Welfare is necessary to protect social order and prevent property crimes but it is also threatening to employers and to the capitalist order because it erodes the work ethic, provides alternatives to low paying, unpleasant jobs, and creates a class of people who do not have to submit to employers.
The need to make unemployment as unpleasant as possible within the humane limits of a society, was thought to be necessary to maintaining a subdued and obedient workforce. In order to preserve work incentives, unemployment benefits had to be kept at low levels. As a result those receiving such benefits in most English speaking countries tend to live in poverty.
There is nothing like hunger or the fear of starvation to motivate people to work, even in the most unpleasant jobs. Providing income security for the unemployed undermines that motivation. Today some still argue that the able-bodied who cannot support themselves should go hungry (and this seems to be the approach taken in the US to the long term unemployed without dependent children). Director magazine noted approvingly the excellent work ethic of Singaporeans and attributed it in part to “the absence of welfare, so if you don’t work, you’re in trouble.”
Throughout the twentieth century, welfare has been characterised as creating dependency and eroding the work ethic. Joe Feagin, in his book Subordinating the Poor, argues that the main goals of welfare in the US were:
Welfare has often been provided, not only for compassionate and humanitarian reasons, but in response to a fear that hunger and dispossession would lead to social disorder, including crime and even rebellion by those who were thus cut off from society and a means of sustenance.
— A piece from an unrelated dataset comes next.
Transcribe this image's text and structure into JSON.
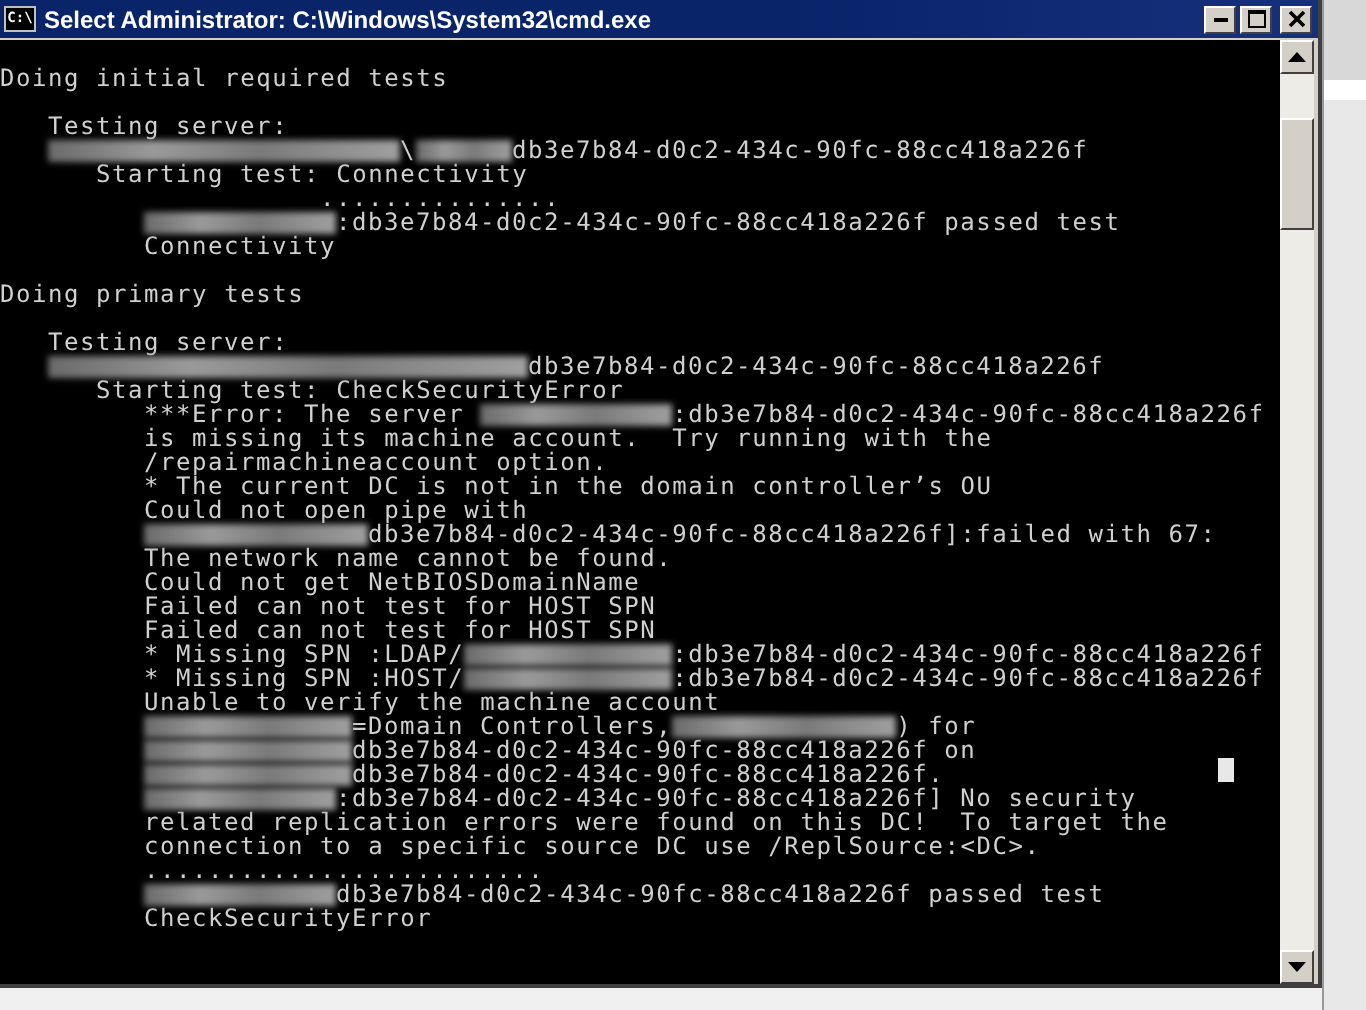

Yet the problem for governments has always been how to confine welfare to those who are unwillingly unemployed or unable to work.